TASK STATEMENT:
Which lines in the records below contain the word "Painterly"? Copy each one out.

[Data excerpts]
- - - - - - -
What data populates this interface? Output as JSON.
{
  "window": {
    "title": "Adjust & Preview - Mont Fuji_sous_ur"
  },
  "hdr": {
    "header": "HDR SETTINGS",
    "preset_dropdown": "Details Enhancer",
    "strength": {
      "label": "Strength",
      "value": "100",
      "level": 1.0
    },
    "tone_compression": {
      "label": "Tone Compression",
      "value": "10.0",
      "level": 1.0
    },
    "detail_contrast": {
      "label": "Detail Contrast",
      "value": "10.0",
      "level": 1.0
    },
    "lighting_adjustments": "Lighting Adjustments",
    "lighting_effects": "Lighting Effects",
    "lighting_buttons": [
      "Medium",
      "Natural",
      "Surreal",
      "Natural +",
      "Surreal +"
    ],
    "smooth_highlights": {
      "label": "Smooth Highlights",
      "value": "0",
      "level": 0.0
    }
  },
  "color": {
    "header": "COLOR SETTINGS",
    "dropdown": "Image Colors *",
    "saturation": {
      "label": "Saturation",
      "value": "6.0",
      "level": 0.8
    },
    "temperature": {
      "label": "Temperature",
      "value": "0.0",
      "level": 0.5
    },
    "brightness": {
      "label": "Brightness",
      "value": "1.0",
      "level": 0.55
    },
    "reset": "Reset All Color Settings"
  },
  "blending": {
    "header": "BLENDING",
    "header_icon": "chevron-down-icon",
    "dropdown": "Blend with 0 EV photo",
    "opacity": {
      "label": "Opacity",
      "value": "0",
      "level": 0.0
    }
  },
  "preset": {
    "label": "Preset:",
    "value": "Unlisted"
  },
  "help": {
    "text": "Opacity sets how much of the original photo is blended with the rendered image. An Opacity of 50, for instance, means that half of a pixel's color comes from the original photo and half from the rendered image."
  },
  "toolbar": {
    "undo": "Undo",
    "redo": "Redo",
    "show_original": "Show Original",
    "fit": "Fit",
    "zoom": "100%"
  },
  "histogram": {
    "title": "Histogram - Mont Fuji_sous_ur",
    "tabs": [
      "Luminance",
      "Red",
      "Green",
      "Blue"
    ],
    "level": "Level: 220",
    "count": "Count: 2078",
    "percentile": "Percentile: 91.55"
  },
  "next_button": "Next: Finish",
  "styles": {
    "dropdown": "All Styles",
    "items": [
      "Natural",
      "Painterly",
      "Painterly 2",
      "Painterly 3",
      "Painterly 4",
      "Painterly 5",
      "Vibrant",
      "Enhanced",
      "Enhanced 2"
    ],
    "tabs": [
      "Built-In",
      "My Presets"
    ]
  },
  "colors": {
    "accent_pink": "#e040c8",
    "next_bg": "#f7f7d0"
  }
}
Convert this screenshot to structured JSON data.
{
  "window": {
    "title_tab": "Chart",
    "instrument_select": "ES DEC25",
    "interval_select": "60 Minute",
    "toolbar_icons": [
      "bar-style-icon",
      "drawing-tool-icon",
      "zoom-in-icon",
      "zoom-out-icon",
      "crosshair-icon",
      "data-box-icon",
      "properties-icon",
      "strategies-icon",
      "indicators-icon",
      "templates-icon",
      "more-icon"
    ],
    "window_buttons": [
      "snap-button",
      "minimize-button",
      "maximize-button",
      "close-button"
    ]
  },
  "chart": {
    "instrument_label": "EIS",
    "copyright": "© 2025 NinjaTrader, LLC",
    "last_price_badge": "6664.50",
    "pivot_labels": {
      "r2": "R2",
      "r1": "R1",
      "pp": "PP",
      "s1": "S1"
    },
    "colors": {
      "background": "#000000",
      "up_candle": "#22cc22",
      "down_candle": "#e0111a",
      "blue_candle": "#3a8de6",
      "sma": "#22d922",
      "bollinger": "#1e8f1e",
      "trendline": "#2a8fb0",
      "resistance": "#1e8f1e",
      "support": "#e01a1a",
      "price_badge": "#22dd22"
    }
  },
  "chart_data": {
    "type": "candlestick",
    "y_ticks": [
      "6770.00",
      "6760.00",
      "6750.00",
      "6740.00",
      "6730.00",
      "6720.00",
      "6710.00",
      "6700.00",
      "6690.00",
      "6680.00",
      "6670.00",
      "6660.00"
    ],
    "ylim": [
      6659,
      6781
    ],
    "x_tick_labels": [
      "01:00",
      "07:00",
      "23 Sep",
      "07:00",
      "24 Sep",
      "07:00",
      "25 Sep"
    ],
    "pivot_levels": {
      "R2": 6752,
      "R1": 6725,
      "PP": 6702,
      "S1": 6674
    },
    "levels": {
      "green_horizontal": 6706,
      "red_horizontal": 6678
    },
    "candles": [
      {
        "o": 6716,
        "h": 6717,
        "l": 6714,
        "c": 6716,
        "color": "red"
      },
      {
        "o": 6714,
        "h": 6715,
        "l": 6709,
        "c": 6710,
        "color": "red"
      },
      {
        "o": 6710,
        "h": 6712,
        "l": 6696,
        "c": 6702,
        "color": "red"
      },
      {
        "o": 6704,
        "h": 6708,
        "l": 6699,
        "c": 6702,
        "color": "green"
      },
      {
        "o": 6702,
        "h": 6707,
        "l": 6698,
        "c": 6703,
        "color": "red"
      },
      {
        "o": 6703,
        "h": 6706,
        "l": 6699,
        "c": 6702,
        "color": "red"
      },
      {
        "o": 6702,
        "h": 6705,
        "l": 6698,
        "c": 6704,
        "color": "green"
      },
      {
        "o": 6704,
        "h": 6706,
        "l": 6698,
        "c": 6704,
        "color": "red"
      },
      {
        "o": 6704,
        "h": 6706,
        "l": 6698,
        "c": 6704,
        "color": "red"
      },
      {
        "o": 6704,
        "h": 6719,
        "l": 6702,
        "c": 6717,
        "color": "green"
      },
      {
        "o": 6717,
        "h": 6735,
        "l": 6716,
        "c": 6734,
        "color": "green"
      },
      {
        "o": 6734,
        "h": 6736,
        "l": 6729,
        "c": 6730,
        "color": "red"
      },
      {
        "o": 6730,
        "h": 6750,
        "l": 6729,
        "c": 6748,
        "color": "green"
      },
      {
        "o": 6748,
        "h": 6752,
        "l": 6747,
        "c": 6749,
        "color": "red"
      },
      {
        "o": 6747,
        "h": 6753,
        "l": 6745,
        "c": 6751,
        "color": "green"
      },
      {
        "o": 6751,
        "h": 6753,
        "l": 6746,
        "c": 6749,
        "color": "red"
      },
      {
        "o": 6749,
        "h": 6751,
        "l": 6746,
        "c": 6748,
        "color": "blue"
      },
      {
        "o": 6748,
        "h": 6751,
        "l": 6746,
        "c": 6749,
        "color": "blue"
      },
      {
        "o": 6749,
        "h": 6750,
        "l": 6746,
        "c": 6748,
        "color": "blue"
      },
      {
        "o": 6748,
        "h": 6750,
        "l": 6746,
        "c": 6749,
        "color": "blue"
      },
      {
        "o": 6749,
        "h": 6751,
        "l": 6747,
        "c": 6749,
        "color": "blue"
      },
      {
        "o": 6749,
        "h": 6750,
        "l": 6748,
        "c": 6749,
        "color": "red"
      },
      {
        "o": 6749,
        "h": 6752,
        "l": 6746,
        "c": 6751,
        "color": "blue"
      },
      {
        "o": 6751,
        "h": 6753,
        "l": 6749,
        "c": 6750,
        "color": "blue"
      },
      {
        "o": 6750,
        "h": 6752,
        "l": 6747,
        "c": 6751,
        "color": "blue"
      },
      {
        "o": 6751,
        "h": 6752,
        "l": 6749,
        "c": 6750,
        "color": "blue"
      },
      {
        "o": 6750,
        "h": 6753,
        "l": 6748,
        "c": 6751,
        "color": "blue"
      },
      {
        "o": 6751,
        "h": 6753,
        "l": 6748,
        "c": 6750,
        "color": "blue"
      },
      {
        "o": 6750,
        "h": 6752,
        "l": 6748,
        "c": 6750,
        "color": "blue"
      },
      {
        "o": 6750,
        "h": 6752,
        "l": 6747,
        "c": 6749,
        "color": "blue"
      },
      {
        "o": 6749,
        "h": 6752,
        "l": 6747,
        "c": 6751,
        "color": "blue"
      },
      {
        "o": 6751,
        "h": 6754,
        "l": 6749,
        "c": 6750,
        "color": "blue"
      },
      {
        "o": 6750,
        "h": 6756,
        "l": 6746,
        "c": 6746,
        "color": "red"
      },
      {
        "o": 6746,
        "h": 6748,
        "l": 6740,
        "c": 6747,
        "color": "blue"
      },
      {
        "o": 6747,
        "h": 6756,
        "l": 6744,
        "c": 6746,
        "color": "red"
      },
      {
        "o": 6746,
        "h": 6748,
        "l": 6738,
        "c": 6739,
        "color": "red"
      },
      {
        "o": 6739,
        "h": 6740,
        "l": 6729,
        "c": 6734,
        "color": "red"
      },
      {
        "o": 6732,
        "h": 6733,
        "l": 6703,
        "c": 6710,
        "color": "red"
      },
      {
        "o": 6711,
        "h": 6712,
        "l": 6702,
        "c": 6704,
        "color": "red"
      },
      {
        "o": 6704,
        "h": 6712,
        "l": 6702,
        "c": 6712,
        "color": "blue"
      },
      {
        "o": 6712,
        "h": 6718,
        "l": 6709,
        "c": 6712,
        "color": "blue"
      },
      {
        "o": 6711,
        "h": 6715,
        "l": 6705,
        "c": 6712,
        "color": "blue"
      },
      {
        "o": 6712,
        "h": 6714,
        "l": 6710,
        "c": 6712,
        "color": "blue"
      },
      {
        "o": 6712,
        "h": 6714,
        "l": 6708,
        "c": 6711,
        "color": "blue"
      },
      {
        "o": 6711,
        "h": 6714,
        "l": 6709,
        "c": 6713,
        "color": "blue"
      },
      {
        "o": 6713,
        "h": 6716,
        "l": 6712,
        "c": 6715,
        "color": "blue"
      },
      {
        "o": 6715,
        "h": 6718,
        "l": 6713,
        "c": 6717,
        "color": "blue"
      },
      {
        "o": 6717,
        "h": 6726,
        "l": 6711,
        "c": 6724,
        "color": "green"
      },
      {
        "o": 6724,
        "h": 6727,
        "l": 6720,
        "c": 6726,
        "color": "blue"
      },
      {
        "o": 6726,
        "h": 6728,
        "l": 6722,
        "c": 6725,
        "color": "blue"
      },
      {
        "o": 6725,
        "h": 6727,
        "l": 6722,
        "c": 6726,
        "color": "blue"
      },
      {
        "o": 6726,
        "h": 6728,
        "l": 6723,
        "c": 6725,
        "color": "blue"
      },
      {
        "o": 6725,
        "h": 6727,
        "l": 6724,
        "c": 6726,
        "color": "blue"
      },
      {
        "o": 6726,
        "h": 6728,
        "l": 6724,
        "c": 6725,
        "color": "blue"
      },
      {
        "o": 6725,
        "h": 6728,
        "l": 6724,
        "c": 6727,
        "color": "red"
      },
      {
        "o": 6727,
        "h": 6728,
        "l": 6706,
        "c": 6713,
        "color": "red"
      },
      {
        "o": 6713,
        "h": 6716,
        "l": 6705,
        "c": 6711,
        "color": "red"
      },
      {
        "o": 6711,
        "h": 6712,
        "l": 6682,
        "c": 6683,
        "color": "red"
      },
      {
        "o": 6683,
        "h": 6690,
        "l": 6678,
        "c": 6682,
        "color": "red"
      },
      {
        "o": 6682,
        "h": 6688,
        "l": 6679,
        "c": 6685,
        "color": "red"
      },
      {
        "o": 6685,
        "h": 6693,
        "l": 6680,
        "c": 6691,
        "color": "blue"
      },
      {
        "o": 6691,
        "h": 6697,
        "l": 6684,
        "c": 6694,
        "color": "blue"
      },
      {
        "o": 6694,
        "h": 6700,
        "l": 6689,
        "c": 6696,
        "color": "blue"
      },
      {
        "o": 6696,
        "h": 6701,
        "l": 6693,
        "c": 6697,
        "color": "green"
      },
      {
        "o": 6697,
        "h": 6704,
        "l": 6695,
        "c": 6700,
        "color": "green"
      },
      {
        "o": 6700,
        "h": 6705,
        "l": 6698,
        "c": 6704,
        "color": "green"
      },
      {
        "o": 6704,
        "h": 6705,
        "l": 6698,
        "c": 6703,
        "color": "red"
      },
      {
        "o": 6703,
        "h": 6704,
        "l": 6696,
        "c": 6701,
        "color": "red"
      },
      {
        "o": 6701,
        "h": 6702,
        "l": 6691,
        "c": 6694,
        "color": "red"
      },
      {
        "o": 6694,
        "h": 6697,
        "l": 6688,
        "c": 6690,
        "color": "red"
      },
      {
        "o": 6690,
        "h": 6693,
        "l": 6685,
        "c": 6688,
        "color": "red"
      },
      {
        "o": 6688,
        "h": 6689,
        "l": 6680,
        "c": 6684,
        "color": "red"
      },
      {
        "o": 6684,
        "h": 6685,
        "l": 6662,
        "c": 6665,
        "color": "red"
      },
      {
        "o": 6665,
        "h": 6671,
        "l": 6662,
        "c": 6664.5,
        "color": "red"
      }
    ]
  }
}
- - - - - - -
WRITTEN SOLUTION:
      "Painterly",
      "Painterly 2",
      "Painterly 3",
      "Painterly 4",
      "Painterly 5",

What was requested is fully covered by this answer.